§ **App and web page records**:
______________________________

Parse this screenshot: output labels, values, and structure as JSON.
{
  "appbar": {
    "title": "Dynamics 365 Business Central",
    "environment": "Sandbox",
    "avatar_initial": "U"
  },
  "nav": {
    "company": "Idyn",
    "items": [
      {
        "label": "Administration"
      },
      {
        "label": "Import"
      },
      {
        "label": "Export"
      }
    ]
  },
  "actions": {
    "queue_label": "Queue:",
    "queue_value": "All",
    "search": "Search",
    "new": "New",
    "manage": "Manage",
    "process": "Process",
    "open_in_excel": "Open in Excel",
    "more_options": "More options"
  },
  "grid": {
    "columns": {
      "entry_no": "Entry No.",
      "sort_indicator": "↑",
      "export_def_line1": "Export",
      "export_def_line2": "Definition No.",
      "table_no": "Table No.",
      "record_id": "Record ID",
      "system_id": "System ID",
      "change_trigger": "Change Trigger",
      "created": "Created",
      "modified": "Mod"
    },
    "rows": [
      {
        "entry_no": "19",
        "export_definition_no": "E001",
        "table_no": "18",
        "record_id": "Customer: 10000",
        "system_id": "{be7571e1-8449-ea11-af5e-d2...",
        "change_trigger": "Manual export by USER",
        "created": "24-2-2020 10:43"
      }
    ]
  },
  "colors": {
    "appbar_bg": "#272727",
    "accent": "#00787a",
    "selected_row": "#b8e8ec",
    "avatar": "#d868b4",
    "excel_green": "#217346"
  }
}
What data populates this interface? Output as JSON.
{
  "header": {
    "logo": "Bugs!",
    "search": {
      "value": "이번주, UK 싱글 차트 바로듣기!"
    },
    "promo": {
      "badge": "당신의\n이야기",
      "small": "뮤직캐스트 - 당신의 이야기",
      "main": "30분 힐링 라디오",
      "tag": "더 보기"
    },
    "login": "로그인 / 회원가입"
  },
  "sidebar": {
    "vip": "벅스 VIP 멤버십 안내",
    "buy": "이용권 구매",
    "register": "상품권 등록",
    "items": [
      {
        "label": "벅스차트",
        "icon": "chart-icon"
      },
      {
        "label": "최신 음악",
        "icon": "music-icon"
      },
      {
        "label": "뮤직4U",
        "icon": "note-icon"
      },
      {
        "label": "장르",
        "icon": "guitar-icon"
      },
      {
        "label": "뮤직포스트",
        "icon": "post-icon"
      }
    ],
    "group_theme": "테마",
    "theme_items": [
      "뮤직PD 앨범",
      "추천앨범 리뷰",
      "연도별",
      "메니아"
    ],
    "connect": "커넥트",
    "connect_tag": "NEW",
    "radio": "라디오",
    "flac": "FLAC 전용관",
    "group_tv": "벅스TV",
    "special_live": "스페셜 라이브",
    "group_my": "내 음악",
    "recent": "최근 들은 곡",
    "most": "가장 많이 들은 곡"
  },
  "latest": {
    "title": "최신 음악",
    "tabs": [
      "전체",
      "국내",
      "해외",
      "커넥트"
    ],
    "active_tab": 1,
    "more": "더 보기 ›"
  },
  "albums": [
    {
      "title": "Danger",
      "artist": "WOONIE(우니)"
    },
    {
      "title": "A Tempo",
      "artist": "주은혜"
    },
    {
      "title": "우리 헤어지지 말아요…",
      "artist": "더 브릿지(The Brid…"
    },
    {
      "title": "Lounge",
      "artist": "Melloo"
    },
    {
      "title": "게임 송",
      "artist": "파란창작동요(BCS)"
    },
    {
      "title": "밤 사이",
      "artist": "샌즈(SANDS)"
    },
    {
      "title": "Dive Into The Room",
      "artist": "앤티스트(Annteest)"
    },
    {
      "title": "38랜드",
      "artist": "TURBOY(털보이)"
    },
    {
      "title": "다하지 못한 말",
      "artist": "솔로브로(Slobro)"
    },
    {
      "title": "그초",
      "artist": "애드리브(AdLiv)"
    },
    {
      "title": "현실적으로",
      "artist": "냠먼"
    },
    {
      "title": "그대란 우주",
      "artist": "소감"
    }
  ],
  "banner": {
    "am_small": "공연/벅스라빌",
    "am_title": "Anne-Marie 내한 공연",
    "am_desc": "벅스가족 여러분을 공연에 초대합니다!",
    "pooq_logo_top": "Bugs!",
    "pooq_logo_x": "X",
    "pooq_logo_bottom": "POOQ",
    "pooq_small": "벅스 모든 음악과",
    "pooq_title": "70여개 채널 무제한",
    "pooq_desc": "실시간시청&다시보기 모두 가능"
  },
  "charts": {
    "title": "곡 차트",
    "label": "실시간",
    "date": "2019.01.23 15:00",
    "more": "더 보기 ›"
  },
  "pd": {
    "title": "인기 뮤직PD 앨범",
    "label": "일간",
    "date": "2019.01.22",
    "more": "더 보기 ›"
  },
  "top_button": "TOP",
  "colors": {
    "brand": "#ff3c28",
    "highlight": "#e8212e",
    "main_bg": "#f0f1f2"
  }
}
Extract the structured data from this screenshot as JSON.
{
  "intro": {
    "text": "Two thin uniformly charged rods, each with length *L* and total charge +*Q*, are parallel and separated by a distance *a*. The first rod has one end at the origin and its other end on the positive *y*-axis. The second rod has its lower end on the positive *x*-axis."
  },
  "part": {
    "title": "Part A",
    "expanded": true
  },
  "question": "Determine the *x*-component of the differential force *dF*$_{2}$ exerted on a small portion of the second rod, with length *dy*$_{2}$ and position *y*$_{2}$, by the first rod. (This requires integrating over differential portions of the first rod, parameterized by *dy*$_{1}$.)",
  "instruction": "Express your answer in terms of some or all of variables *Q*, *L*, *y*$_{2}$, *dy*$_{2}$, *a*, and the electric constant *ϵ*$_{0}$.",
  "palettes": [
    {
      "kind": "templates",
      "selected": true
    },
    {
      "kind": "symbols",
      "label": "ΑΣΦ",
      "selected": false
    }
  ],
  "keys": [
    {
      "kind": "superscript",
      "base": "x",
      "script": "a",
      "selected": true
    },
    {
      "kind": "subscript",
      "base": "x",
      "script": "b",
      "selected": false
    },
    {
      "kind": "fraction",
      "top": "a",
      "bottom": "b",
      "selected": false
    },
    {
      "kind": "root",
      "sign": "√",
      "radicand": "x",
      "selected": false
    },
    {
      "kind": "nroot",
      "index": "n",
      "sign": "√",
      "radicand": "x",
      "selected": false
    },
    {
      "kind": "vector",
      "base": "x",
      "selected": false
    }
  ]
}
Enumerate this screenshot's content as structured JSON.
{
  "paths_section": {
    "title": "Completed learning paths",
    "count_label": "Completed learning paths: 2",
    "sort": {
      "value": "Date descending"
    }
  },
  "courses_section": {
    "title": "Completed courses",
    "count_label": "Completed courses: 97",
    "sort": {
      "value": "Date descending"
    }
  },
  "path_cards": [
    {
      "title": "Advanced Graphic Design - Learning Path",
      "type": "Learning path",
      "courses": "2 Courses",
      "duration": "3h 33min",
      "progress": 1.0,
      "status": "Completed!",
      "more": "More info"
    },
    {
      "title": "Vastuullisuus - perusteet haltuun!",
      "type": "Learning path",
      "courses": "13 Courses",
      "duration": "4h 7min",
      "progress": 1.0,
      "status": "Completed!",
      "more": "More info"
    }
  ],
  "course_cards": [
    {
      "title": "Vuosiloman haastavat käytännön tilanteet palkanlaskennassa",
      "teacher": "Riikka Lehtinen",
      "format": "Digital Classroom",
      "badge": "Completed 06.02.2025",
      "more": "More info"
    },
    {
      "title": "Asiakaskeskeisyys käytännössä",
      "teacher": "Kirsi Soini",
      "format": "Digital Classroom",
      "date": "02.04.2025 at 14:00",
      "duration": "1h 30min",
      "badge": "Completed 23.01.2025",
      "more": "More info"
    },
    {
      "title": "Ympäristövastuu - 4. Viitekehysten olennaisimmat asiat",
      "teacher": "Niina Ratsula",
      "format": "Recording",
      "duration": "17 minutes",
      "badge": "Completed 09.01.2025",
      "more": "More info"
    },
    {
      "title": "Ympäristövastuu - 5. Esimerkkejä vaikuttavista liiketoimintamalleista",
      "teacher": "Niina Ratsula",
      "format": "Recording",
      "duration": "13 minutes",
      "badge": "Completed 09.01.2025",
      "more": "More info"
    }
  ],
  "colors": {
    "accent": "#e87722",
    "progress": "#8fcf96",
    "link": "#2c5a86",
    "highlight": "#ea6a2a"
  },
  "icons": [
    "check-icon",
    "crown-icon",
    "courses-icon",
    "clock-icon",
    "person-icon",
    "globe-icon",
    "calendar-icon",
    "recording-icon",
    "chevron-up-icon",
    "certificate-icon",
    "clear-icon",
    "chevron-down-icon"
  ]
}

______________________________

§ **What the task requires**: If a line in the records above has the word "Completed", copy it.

§ **Result of this exercise**:
    "title": "Completed learning paths",
    "count_label": "Completed learning paths: 2",
    "title": "Completed courses",
    "count_label": "Completed courses: 97",
      "status": "Completed!",
      "status": "Completed!",
      "badge": "Completed 06.02.2025",
      "badge": "Completed 23.01.2025",
      "badge": "Completed 09.01.2025",
      "badge": "Completed 09.01.2025",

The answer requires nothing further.